The following guest blog was written by Ayesha Kazmi, an independent journalist and researcher with the UK-based human rights organization Cageprisoners.
In 2010, the director of Cageprisoners, former Guantanamo detainee, Moazzam Begg, hired me to work on a project he had been formulating for about a years’ time: How the UK’s anti-terrorism laws affect wider British society. I have been working with Moazzam as my boss for 18 months now.
Contrary to what the right wing American websites will attempt to tell you about the organization, Cageprisoners is in fact a London based non-governmental organization (NGO) and a human rights group. Its purpose is to raise awareness of the plight of political prisoners of the War on Terrorism in various prisons, including Bagram, and the infamous Guantanamo Bay, who have been stripped of both their habeas corpus and due process rights.
Cageprisoners frequently features in the UK media – and rarely is its coverage positive. Rather, it is habitually portrayed as a group of hard core Salafi Muslims who are soft on terrorism. Senior researcher Asim Qureshi has employed and closely works with other British former detainees at various capacities, Feroz Ali Abbasi, Tarek Dergoul, and Omar Deghayes, to name a few. The organization’s sympathy for current and released political prisoners and their families has frequently seen it characterized as a “front for Al-Qaeda” and its employees, “jihadists”.
I would like to take this opportunity, on the 10-year anniversary of the Guantanamo Bay detention camp, to clarify a few things about some of the people who have come into my life since I began my job.
I do not fear my colleagues – a group of Muslim men who were labeled by the US as Al-Qaeda, picked up in remote areas of Pakistan or Afghanistan, thrown into prison at Guantanamo Bay detention centre, based entirely on secret evidence, without trial.
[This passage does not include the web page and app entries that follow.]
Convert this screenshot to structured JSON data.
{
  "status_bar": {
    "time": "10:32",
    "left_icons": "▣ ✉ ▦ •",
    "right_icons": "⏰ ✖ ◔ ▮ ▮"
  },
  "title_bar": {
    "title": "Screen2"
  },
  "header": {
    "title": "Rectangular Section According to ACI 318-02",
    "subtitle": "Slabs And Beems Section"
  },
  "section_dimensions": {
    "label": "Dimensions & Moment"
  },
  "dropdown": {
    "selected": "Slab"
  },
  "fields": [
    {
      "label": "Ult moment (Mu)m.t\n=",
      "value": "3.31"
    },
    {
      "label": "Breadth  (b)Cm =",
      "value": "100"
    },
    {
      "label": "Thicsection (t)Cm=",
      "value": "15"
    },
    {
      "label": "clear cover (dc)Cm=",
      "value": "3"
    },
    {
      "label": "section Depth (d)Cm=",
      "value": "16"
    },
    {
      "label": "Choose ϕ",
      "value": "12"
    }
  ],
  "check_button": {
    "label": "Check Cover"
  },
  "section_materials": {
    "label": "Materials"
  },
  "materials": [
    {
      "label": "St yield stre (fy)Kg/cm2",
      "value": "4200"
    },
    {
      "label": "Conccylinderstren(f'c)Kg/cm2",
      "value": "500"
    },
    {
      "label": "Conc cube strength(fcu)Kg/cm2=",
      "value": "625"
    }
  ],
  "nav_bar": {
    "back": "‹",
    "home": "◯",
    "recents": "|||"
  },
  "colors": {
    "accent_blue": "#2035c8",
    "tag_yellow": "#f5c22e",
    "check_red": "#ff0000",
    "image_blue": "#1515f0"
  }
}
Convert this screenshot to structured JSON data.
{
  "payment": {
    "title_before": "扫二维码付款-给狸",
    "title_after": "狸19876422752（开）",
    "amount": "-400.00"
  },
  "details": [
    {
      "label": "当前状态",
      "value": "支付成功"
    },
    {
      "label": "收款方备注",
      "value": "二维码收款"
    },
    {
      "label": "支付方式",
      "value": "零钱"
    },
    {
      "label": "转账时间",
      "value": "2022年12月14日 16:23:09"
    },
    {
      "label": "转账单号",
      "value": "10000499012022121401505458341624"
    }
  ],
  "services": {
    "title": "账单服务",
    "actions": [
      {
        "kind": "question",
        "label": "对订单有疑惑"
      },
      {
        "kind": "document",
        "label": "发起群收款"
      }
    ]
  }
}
These men have never since been charged with a single act of terrorism.
As a result of their harrowing experiences – being sold for a bounty, then handed over to the United States, imprisoned in detention centers without due process and tortured – every single one of these gentlemen has dedicated their lives to promoting justice according to the international human rights standard.
When I joined the Cageprioners team, I was going through my own set of personal trials. In spite of all of their hardships, every single of these men bent over backwards to support me in my difficult moments. On days I struggled most, Moazzam would take me out to lunch to grab a bowl of chicken noodles at a small restaurant located around the corner from our London office and he would comfort me. Feroz after office hours made me mugs of tea, and we’d go through the stash of snacks at the office and talk.
My colleagues, these former Guantanamo Bay detainees, the supposed “jihadists,” have been a backbone of support for the Cageprisoners team. They have shown me friendship. Contrary to the contemporary hysteria against pious Muslim men, they have never terrorized me, they have never intimidated me, or threatened me, and never did they ever attempt to push any form of extreme ideology onto me. To even think of them in this context is entirely absurd.
These men are not the first I have personally known to have been categorized by the US as Al-Qaeda then imprisoned. Being a native of Boston, Massachusetts, I have also crossed paths with both Tarek Mehanna and Aafia Siddiqui. I therefore consider myself well positioned to ask the all-important question: are these really the people that define what the terrorist threat to the United States looks like?
Most disconcerting is the current frenzy over the Al-Qaeda threat on Capitol Hill embodied in the 2012 National Defense Authorization Act (NDAA). Thanks to the demonization of people like Moazzam Begg, Feroz Ali Abbasi, Tariq Dergoul, and Omar Deghayes as “terrorists” and the illusionary and arbitrary characterization of the “terrorist threat,” American citizens are now facing a very serious problem: the possibility that they too could experience military trials and indefinite detention without constitutionally-guaranteed due process.
No wonder countless Americans have been in a state of alarm since President Barack Obama signed the bill into law on the eve of the New Year. Instead of being shut down, Guantanamo Bay has been made permanent, and in the years ahead, the tyranny it represents may become a defining feature of American life.